This collection includes most of the ASU Theses and Dissertations from 2011 to present. ASU Theses and Dissertations are available in downloadable PDF format; however, a small percentage of items are under embargo. Information about the dissertations/theses includes degree information, committee members, an abstract, supporting data or media.

In addition to the electronic theses found in the ASU Digital Repository, ASU Theses and Dissertations can be found in the ASU Library Catalog.

Dissertations and Theses granted by Arizona State University are archived and made available through a joint effort of the ASU Graduate College and the ASU Libraries. For more information or questions about this collection contact or visit the Digital Repository ETD Library Guide or contact the ASU Graduate College at gradformat@asu.edu.


As global competition continues to grow more disruptive, organizational change is an ever-present reality that affects companies in all industries at both the operational and strategic level. Organizational change capabilities have become a necessary aspect of existence for organizations in all industries worldwide. Research suggests that more than half of all organizational change efforts fail to achieve their original intended results, with some studies quoting failure rates as high as 70 percent. Exasperating this problem is the fact that no single change methodology has been universally accepted. This thesis examines two aspect of organizational change: the implementation of tactical and …

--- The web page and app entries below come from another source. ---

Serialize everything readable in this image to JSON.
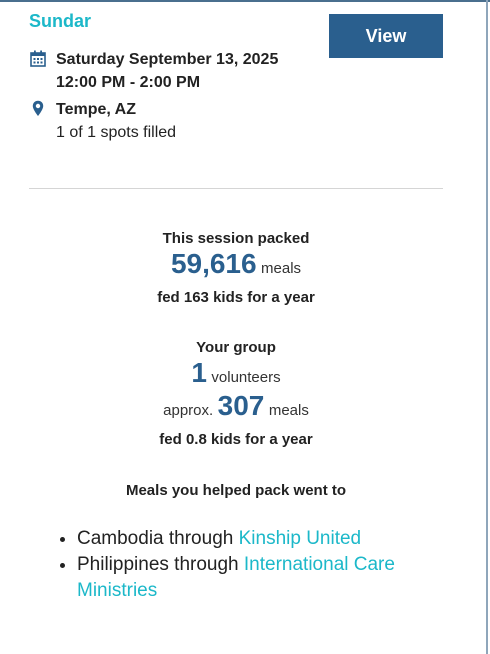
{
  "session": {
    "group_name": "Sundar",
    "view_button_label": "View",
    "date": "Saturday September 13, 2025",
    "time": "12:00 PM - 2:00 PM",
    "location": "Tempe, AZ",
    "spots": "1 of 1 spots filled",
    "icons": {
      "date": "calendar-icon",
      "location": "map-pin-icon"
    }
  },
  "session_stats": {
    "heading": "This session packed",
    "meals_count": "59,616",
    "meals_unit": "meals",
    "kids_fed": "fed 163 kids for a year"
  },
  "group_stats": {
    "heading": "Your group",
    "volunteers_count": "1",
    "volunteers_unit": "volunteers",
    "approx_prefix": "approx.",
    "meals_count": "307",
    "meals_unit": "meals",
    "kids_fed": "fed 0.8 kids for a year"
  },
  "destinations": {
    "heading": "Meals you helped pack went to",
    "items": [
      {
        "country_text": "Cambodia through",
        "org_link": "Kinship United"
      },
      {
        "country_text": "Philippines through",
        "org_link": "International Care Ministries"
      }
    ]
  },
  "colors": {
    "accent_teal": "#1cb8c9",
    "primary_blue": "#2a5f8e",
    "text_dark": "#222222",
    "divider": "#d5d5d5"
  }
}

Contributors
Lines, Brian, Sullivan, Kenneth T, Badger, William, et al.
Created Date
2011

The purpose of this paper is to present a case study on the application of the Lean Six Sigma (LSS) quality improvement methodology and tools to study the analysis and improvement of facilities management (FM) services at a healthcare organization. Research literature was reviewed concerning whether or not LSS has been applied in healthcare-based FM, but no such studies have been published. This paper aims to address the lack of an applicable methodology for LSS intervention within the context of healthcare-based FM. The Define, Measure, Analyze, Improve, and Control (DMAIC) framework was followed to test the hypothesis that LSS can …

Contributors
Shirey, William T., Sullivan, Kenneth, Smithwick, Jake, et al.
Created Date
2017

Standardized processes for training and accountability, for an Environmental Services department within a healthcare system, were implemented to see the impact they would have on key performance indicators (KPIs). The KPIs involved infection rate for hospital acquired Clostridium Difficile (CDI), cleaning verification compliance, patient satisfaction, concerning the cleaning of their environment, and employee turnover. The results show that standardizing training and an accountability measure can have a significant impact on turnover, contribute to the reduction in CDI cases, ensure cleaning is performed at a high level and that the patient perception requires additional tools to meet their expectations on a …

Contributors
Ziffer, Steven, Sullivan, Kenneth, Smithwick, Jake, et al.
Created Date
2017